And y’all just need to deal with that
Boobs. Boobs! Our first source of peace in this cruel, cruel world and great on a poster or perhaps even a commemorative mug, we all know and love boobs. Well, except for when people who have them take ownership of their bodies, of course. That sentiment has been applied to women for as long as their sexuality has been vilified (read: a long time), but in the late 2010s, it started being applied to femme streamers through a very specific term: boob streamers.
Interchangeable with “titty streamer” or “Twitch thot,” it’s not difficult to guess what the term means. Most often, it’s used to refer to femme streamers who prominently display cleavage in their streams, like Amouranth and famously cat-throwing Alinity. It has been used in gross listicles with titles like “18 Hottest Female Streamers,” by mean crusties on the internet, and, according to a detailed abuse report by GamesIndustry.biz, by male employees at Twitch, who have used the term to refer to women on their platform.
It’s also been used in countless streamer-centric debates online, usually by misogynistic men who ponder why gaming has allowed a convention as supposedly evil as the titty streamer to flourish. These debates conveniently ignore how many male gamers also love to play games with sexy bikini-wearing characters, no matter how impractical said bikini might be. Male gamers have also issued death threats to developers who try to make video game women less unrealistically sexual and have uploaded Twitch streamer deepfakes to porn sites. But the gaming industry still coddles them — generally upholding the idea that men in games should be absurdly jacked (what men want to be) and that women should be obscenely sexy (what men want to have).
In other words, male gamers have created the demand for boob streamers, but when a real, human big-boobied woman uses that demand to her advantage — to get views, to cultivate a subscriber base, or to simply feel good about herself on stream — some start to see boobs as something evil. Something that takes power out of the male viewer’s hands and places it in the palm of the woman streamer. And not everyone can handle that.
“I have been sent unsolicited nude pictures on my socials by viewers, and I have also received unsolicited requests for nudes for money,” Twitch streamer and self-described booby-streamer LuminousSkye told me over email. “I know people who have been outright stalked and threatened with violence. It’s absurd.”
Skye said she was lucky to have a supportive audience that defends her when someone accuses her of “stealing views” with her body. “I display confidence in my body,” she said. “I’m completely unashamed about it, there’s nothing wrong with that. If someone chooses to give me bits or gift subs with the sole purpose of getting something in return, they’re the ones using the platform wrong. Not me. I’m choosing to dress and wear what makes me happy and feel sexy.”
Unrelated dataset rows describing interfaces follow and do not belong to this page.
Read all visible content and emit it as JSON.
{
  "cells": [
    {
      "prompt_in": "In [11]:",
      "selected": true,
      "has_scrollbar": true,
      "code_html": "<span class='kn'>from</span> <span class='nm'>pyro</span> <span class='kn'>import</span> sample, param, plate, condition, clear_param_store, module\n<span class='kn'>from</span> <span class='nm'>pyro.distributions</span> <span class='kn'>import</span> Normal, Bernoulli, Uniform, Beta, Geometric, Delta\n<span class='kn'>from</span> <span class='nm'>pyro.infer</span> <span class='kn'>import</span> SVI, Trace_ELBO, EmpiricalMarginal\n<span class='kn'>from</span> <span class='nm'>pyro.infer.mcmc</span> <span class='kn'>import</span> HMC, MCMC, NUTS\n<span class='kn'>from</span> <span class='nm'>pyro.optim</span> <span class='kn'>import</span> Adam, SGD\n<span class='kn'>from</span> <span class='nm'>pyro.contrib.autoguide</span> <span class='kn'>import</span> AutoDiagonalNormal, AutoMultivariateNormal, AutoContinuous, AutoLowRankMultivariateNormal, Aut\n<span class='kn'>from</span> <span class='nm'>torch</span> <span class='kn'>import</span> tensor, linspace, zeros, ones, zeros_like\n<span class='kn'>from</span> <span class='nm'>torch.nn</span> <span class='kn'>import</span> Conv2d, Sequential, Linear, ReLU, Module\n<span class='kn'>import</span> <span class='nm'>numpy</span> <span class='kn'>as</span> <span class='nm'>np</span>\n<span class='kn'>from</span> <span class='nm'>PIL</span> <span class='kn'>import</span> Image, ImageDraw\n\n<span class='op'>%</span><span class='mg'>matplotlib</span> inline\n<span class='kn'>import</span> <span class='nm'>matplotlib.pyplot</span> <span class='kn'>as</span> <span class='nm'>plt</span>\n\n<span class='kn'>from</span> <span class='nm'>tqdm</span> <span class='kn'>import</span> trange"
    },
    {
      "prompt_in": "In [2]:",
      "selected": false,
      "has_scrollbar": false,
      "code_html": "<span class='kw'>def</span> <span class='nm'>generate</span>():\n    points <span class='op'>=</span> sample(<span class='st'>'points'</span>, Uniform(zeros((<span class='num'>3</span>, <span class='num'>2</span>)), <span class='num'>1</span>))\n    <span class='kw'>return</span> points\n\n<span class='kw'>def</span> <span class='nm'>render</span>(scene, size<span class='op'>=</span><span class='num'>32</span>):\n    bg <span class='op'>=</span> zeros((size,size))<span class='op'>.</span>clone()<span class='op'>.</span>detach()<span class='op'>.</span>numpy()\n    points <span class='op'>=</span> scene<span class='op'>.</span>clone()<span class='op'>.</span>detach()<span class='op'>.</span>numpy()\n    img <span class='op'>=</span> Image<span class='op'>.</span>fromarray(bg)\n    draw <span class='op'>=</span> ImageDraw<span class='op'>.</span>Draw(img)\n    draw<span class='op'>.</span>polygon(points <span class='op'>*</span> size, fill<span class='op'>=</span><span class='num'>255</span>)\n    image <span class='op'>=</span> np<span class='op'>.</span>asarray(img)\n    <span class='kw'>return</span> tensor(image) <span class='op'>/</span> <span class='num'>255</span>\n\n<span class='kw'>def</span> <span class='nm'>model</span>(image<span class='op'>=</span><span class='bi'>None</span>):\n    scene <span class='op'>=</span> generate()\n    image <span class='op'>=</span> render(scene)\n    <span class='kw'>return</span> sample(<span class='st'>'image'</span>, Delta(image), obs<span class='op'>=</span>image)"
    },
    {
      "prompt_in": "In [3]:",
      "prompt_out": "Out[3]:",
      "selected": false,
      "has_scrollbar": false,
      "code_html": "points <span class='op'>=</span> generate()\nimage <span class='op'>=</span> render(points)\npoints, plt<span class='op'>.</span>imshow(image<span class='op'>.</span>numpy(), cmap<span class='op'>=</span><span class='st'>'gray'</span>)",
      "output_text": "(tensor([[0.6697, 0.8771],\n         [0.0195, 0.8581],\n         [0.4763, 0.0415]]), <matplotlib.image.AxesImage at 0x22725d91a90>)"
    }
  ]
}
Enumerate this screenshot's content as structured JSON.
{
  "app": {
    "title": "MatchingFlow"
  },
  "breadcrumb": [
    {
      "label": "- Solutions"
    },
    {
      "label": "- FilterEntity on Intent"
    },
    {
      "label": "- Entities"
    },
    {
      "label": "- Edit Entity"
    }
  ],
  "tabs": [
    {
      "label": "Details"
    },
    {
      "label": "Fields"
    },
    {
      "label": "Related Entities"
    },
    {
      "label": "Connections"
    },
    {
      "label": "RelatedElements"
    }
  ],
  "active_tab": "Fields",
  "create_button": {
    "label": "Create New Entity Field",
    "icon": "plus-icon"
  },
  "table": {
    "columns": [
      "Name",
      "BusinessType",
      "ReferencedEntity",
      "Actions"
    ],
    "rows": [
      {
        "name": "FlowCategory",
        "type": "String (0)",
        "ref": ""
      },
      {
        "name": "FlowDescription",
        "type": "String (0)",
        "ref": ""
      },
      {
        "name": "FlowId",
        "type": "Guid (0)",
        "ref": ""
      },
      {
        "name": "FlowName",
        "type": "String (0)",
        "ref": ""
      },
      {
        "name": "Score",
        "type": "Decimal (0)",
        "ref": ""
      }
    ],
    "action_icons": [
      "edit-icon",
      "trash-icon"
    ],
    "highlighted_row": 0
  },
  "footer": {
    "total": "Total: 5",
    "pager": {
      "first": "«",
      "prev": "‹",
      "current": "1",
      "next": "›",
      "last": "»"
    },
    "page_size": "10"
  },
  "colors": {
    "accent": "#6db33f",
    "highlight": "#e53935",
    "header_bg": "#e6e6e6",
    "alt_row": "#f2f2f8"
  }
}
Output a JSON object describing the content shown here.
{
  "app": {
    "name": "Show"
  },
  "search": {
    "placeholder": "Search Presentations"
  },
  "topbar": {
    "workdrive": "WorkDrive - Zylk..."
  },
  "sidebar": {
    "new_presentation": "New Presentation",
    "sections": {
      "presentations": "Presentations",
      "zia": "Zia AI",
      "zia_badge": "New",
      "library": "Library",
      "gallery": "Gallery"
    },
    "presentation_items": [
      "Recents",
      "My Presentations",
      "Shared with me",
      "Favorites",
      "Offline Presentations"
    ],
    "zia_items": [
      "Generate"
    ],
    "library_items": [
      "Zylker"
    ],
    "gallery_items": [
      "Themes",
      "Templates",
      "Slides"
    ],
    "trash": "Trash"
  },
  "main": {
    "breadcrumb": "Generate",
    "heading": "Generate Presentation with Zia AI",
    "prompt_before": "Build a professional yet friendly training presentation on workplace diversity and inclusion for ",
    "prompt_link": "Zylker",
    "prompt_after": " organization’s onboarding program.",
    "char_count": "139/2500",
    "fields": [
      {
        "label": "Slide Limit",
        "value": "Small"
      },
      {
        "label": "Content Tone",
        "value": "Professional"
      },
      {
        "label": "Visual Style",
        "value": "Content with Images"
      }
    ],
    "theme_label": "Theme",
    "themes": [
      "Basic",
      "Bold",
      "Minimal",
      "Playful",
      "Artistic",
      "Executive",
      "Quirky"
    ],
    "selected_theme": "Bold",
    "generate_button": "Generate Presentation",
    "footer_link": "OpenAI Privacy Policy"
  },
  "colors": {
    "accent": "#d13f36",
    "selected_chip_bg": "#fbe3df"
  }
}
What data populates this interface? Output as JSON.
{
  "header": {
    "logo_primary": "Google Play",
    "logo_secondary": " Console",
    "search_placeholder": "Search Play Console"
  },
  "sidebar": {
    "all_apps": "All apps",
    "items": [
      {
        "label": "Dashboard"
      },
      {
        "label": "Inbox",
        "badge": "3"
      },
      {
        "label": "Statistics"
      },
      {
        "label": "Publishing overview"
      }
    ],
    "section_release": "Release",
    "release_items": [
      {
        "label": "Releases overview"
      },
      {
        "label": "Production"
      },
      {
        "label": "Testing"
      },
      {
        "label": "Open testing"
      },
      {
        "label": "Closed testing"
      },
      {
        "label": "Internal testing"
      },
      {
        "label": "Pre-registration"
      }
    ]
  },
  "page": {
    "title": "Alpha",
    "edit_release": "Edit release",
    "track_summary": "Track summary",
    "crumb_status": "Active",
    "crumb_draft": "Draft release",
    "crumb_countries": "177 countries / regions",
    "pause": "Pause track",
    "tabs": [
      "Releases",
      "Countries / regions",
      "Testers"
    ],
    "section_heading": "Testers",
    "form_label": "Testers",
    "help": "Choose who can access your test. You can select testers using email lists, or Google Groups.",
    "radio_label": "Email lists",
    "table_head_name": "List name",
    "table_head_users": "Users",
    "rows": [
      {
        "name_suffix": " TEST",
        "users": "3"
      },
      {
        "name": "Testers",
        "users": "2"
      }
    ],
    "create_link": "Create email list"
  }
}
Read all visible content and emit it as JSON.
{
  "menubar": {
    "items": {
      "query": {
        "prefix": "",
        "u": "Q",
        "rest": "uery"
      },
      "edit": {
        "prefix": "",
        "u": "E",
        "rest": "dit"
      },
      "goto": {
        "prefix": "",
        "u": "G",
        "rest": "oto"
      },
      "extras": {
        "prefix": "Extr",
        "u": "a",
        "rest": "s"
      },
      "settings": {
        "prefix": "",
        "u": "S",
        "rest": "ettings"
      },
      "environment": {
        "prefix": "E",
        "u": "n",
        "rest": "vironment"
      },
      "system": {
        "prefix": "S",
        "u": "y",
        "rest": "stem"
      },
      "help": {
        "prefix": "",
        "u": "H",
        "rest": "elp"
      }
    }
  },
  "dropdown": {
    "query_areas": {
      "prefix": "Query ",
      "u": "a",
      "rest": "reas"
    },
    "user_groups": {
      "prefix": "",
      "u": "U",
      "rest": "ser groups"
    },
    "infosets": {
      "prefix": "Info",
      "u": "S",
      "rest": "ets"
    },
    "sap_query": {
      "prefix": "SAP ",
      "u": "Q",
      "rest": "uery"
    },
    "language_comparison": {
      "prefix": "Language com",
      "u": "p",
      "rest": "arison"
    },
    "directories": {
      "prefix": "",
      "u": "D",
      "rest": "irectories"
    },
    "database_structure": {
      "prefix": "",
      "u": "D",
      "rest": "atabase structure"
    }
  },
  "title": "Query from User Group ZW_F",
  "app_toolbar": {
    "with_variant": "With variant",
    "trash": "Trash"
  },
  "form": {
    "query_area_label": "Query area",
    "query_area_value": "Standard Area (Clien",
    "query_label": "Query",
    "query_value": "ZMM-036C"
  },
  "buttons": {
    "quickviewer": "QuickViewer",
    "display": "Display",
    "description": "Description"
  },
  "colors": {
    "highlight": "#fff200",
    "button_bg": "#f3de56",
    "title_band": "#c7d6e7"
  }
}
Addressing how “boob streamers” is often used to minimize the work women streamers put in, Skye said that “some streamers who have been miscategorized as ‘booby streamers’ stream for up to 12 hours a day, engaging in conversations and giving pieces of themselves to other people…it’s hard work, even if it isn’t content [everyone enjoys].”
Twitch streamer Ashiirose, who wouldn’t call themselves a “boob streamer” but has received harassment on Twitch for being femme-presenting in the past, echoed the sentiment in their email to me. “I find a lot of people assume that just because someone may be pretty, that makes streaming all of a sudden super easy,” Ash said. “In reality, they’re working their asses off.”
And about misogyny on Twitch in general, Ash added, “I’ve had people come to me and be like, ‘I’m so glad you’re not a titty streamer,’ and it’s not the compliment they think it is.”
“I’ve been sexualized during streams when I’m wearing a hoodie, or no makeup,” Ash continued. “It has zero to do with how I look on any given day. I am me regardless of what I’m wearing, and I don’t believe in trying to bring other women down in order to elevate myself.”
And Twitch has demonstrated a fundamental misunderstanding of that fact, prohibiting women-identifying users from showing underboob or nipples, which, as we know from social media content policies at large, are inherently more full of wiles than the elusive male nipple. Meanwhile, women streamers with breasts of all sizes continue to experience violence or threats on the platform, especially if they aren’t white, even after Twitch’s recently updated content policy.
It’s all the more reason why titty streamers are some of the most admirable users on streaming platforms. They’re attuned to what their audience wants, they know how to cultivate their image, and they put long hours into creating engaging content. They’re confident, they’re sure of themselves, and they live through every day of incessant online abuse with glossed lips and perfectly straightened hair. It’s pretty obvious that the best streamers also have huge titties.
[Image credit: HeiligesPannoid]